#### MATERIAL TO PROCESS ####
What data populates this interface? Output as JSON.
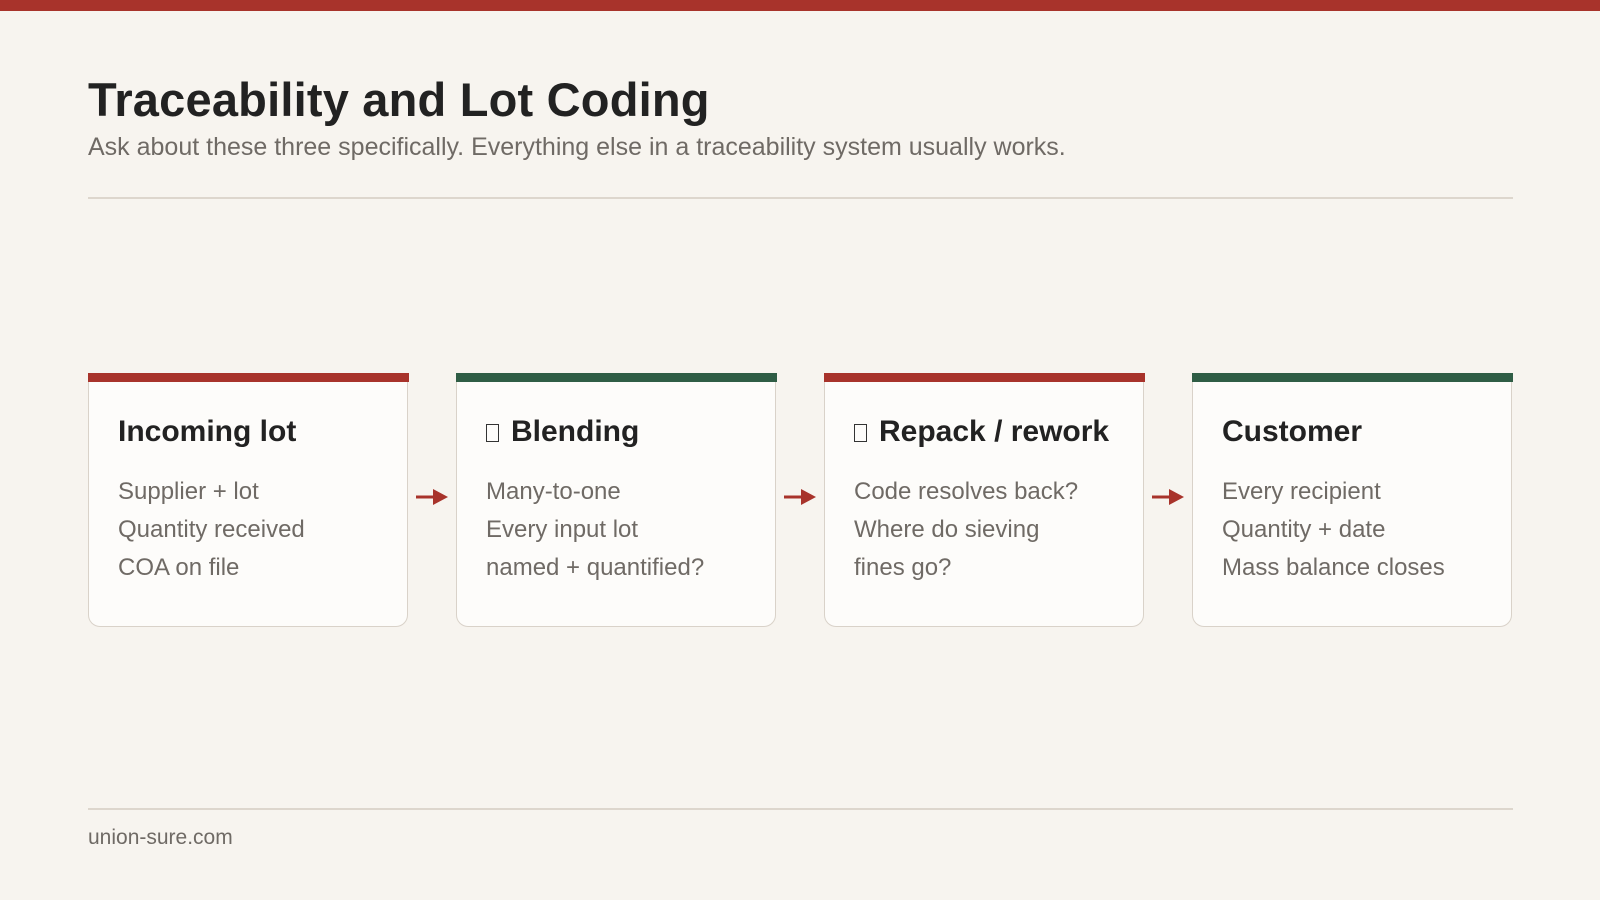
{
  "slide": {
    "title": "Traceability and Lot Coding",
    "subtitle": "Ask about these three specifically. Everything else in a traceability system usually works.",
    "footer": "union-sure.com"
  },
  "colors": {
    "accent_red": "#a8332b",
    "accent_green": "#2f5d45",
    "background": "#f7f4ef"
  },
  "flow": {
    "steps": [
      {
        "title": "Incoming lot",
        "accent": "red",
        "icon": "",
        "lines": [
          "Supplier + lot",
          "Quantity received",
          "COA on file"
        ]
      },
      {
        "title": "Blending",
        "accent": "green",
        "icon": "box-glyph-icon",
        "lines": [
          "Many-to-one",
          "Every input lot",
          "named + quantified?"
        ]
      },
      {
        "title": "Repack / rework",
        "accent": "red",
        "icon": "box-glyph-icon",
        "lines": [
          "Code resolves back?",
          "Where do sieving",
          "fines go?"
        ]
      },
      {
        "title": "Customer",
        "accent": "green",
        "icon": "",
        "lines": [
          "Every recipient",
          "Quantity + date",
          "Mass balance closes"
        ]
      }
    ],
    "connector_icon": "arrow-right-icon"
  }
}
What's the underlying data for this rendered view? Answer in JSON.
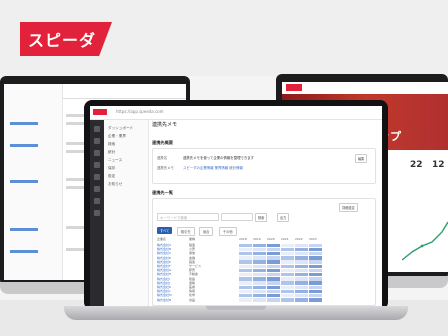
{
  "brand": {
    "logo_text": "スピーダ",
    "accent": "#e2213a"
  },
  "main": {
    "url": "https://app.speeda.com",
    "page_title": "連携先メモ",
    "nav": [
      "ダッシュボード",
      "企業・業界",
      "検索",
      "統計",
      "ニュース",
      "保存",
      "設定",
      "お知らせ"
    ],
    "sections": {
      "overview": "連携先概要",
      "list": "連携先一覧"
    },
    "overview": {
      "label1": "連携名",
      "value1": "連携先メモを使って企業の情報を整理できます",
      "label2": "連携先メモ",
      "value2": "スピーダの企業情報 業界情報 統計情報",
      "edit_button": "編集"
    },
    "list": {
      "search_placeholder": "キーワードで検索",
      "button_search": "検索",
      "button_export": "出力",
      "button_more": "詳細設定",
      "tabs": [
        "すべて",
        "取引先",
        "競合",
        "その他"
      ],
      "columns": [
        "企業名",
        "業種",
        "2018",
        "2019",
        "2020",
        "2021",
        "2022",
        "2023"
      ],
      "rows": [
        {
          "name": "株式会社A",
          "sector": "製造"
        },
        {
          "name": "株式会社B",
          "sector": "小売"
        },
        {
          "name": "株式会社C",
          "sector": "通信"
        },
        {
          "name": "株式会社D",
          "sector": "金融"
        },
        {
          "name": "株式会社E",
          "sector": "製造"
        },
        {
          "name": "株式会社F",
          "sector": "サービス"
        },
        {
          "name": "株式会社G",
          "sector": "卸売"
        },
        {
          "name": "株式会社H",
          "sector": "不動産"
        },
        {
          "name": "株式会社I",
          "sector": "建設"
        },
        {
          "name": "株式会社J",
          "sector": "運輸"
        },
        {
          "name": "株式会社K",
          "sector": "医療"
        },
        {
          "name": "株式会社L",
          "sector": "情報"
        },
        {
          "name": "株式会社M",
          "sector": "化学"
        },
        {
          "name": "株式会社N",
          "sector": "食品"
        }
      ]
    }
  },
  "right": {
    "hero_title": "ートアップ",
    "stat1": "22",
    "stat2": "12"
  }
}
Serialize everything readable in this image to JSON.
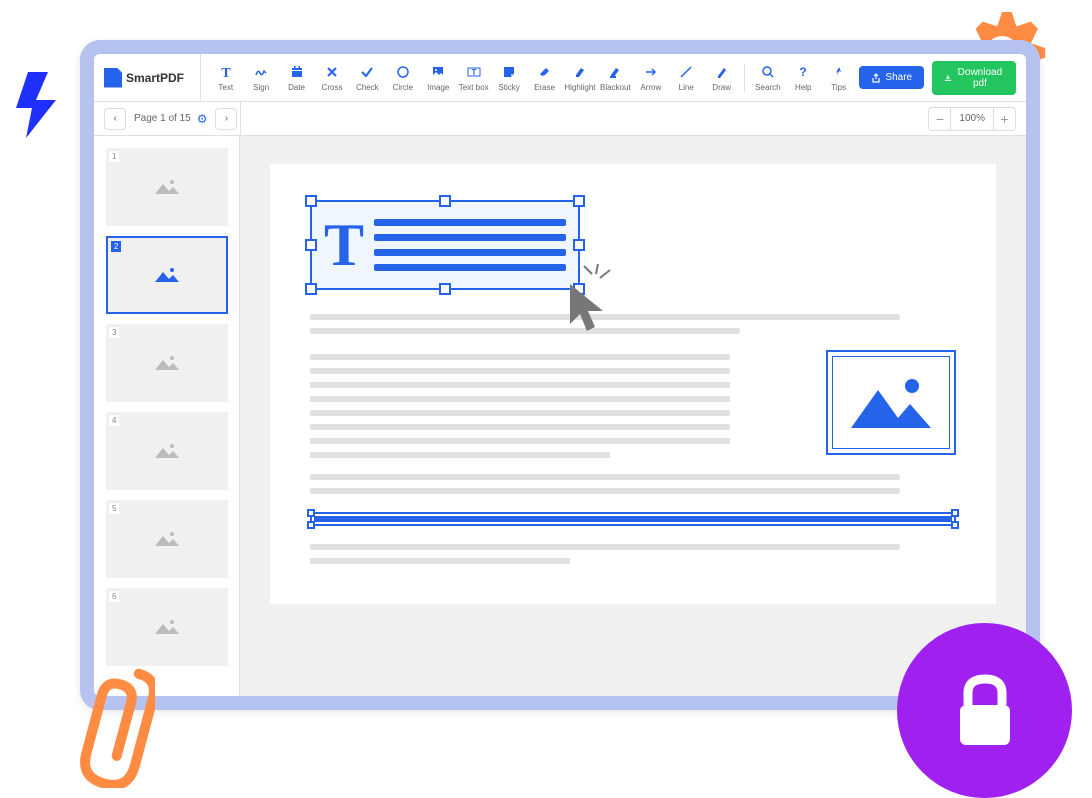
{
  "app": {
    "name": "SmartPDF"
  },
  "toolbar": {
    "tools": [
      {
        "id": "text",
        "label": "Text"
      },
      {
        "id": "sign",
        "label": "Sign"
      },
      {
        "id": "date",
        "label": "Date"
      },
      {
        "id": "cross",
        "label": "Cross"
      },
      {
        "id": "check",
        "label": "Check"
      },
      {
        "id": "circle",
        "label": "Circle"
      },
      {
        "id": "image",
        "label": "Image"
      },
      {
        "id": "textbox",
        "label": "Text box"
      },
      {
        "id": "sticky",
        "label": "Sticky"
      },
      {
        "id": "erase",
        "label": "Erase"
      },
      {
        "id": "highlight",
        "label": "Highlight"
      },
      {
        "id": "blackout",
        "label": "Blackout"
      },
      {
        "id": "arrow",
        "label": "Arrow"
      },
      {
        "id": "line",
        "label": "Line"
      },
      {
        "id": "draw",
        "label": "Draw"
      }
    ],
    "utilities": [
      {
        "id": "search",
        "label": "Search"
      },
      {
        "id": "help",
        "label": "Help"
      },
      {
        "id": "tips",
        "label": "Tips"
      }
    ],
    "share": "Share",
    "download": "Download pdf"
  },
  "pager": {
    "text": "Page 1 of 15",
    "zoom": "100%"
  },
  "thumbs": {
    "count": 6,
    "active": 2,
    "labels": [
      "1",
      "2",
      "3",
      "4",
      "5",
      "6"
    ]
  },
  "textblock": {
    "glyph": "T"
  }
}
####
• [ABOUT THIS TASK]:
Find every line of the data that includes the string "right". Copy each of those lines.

• [RESULT OF THIS EXERCISE]:
    "connector_icon": "arrow-right-icon"
  "right": {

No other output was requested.